Defendant next argues that the trial court improperly applied Federal maritime law to the facts of this case. Federal maritime law gives rise to a rebuttable presumption that the defendant is negligent if his vessel drifts from its mooring and collides with plaintiff's vessel. ( The Louisiana (1866), 70 U.S. 164, 168, 3 Wall. 164, 18 L.Ed 85; Weherhauser Company v. Atropos Island (9th Cir. 1985), 777 F.2d 1344, 1347; Patapsco Scrap Corp. v. Maryland Shipbuilding & Drydock Co. (4th Cir. 1959), 268 F.2d 817.) This issue is a red herring, however, as the trial court specifically stated that it was not relying upon this presumption in rendering its decision. The trial court specifically found that defendantwas negligent under both Illinois common law and Federal maritime law.

Defendant's final argument is that the trial court improperly awarded $1,449.92 to plaintiff as costs. This was calculated as follows: (1) statutory filing fees ($93.00), (2) statutory witness fees ($40.12), (3) transcript fees for the parties depositions and for Michael Oltean's deposition ($800.50) and (4) the fee for the transcription of the first trial held before Judge Wright ($516.30).

Although the general rule is that the parties must bear their own expenses of litigation, sections 5-108 and 5-109 of the Code of Civil Procedure provide that a prevailing party may recover its costs." (See 735 ILCS 5/5-108, 5/5-109 (West 1992).) These sections do not state, however, what "costs" properly include. ( Falkenthal v. Public Bldg. Comm'n (1982), 111 Ill. App. 3d 703, 444 N.E.2d 498, 67 Ill. Dec. 262.) The proper definition of "costs" has been left for the courts to determine. "While the power to impose costs must ultimately be found in some statute, the legislature may grant the power in general terms to the courts, which in turn may make rules or orders under which costs may be taxed and imposed." Galowich v. Beech Aircraft Corp. (1982), 92 Ill. 2d 157, 162, 441 N.E.2d 318, 65 Ill. Dec. 405.

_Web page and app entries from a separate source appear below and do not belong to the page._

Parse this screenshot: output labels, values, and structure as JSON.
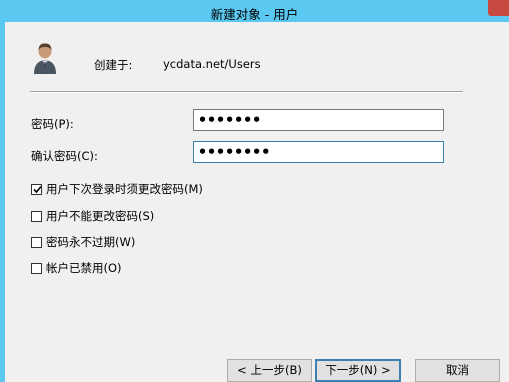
{
  "window": {
    "title": "新建对象 - 用户"
  },
  "header": {
    "created_label": "创建于:",
    "created_value": "ycdata.net/Users",
    "avatar_icon": "user-icon"
  },
  "fields": {
    "password_label": "密码(P):",
    "password_value": "•••••••",
    "confirm_label": "确认密码(C):",
    "confirm_value": "••••••••"
  },
  "options": [
    {
      "label": "用户下次登录时须更改密码(M)",
      "checked": true
    },
    {
      "label": "用户不能更改密码(S)",
      "checked": false
    },
    {
      "label": "密码永不过期(W)",
      "checked": false
    },
    {
      "label": "帐户已禁用(O)",
      "checked": false
    }
  ],
  "buttons": {
    "back": "< 上一步(B)",
    "next": "下一步(N) >",
    "cancel": "取消"
  }
}
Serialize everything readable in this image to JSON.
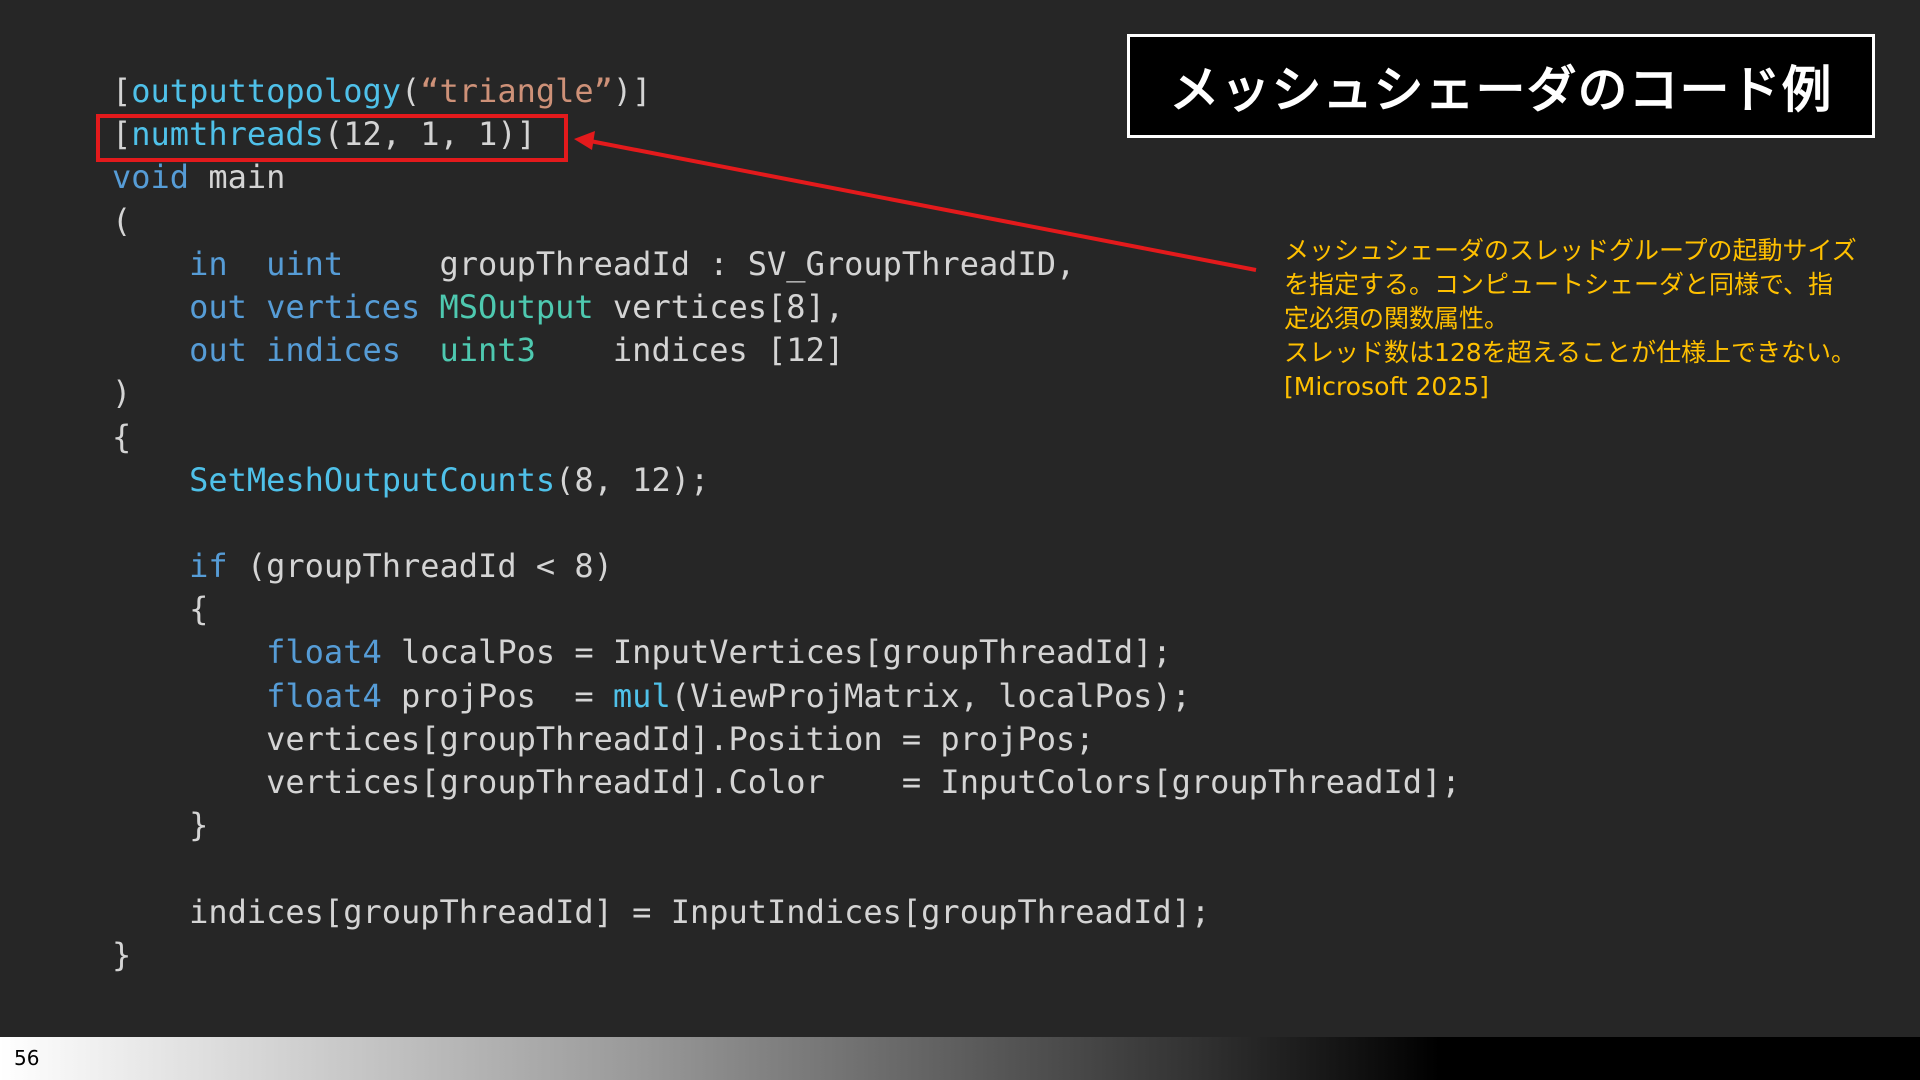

Defendant does not dispute the fact that filing fees and the statutorily allowed witness fees may be recovered under the Code of Civil Procedure. Defendant takes issue, however, with the trial court's award to the plaintiff of deposition fees and the fees necessary to prepare the proceedings of the first trial.

Supreme Court Rule 208 provides that certain expenses relating to depositions may be taxed as costs. (134 Ill. 2d R. 208(d).) The supreme court has stated that this rule authorizes the trial court to tax only those deposition expenses "necessarily used at trial." ( Galowich, 92 Ill. 2d at 166.) The appellate court has interpreted this to mean that depositions costs cannot be taxed unless the use of the deposition was "indispensable" to the trial, as when a witness dies or disappears. Cleveland Wrecking Co. v. Central National Bank (1991), 216 Ill. App. 3d 279, 296, 576 N.E.2d 1055, 160 Ill. Dec. 101; Galowich v. Beech Aircraft Corp. (1991), 209 Ill. App. 3d 128, 142, 568 N.E.2d 46, 154 Ill. Dec. 46.

In this case, the depositions of the parties and Michael Oltean cannot be fairly characterized as "indispensable" to the trial. Both parties and Oltean were available and actually testified before Judge Laurie. Moreover, there is no authority whatsoever for the court's award of the fees necessary to transcribe the proceedings from the first trial. Plaintiff conceded each of these points at oral argument. For these reasons, the court's award of costs is reduced by a total of $1,316.80 pursuant to our authority under Supreme Court Rule 366(a)(5) (134 Ill. 2d R. 366(a)(5)).

The judgment of the trial court is affirmed, although its award of costs is reduced by $1,316.80.

Affirmed in part, reversed in part.

EGAN, P.J., and McNamara, J., concur.


© 1998 VersusLaw Inc.

Buy This Entire Record For $7.95

Official citation and/or docket number and footnotes (if any) for this case available with purchase.

Learn more about what you receive with purchase of this case.